======== Task material

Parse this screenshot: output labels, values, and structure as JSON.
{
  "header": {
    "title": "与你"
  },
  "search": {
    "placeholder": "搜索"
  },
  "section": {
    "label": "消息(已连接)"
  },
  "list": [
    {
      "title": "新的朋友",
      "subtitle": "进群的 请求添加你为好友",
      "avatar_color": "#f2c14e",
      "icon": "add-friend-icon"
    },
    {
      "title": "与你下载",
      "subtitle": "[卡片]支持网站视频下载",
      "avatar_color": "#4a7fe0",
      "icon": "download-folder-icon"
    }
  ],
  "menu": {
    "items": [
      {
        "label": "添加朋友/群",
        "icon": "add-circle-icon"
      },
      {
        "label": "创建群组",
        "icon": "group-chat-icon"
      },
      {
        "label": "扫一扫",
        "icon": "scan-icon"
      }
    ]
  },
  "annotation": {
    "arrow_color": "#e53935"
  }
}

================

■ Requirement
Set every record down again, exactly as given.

■ Answer to the exercise
Parse this screenshot: output labels, values, and structure as JSON.
{
  "header": {
    "title": "与你"
  },
  "search": {
    "placeholder": "搜索"
  },
  "section": {
    "label": "消息(已连接)"
  },
  "list": [
    {
      "title": "新的朋友",
      "subtitle": "进群的 请求添加你为好友",
      "avatar_color": "#f2c14e",
      "icon": "add-friend-icon"
    },
    {
      "title": "与你下载",
      "subtitle": "[卡片]支持网站视频下载",
      "avatar_color": "#4a7fe0",
      "icon": "download-folder-icon"
    }
  ],
  "menu": {
    "items": [
      {
        "label": "添加朋友/群",
        "icon": "add-circle-icon"
      },
      {
        "label": "创建群组",
        "icon": "group-chat-icon"
      },
      {
        "label": "扫一扫",
        "icon": "scan-icon"
      }
    ]
  },
  "annotation": {
    "arrow_color": "#e53935"
  }
}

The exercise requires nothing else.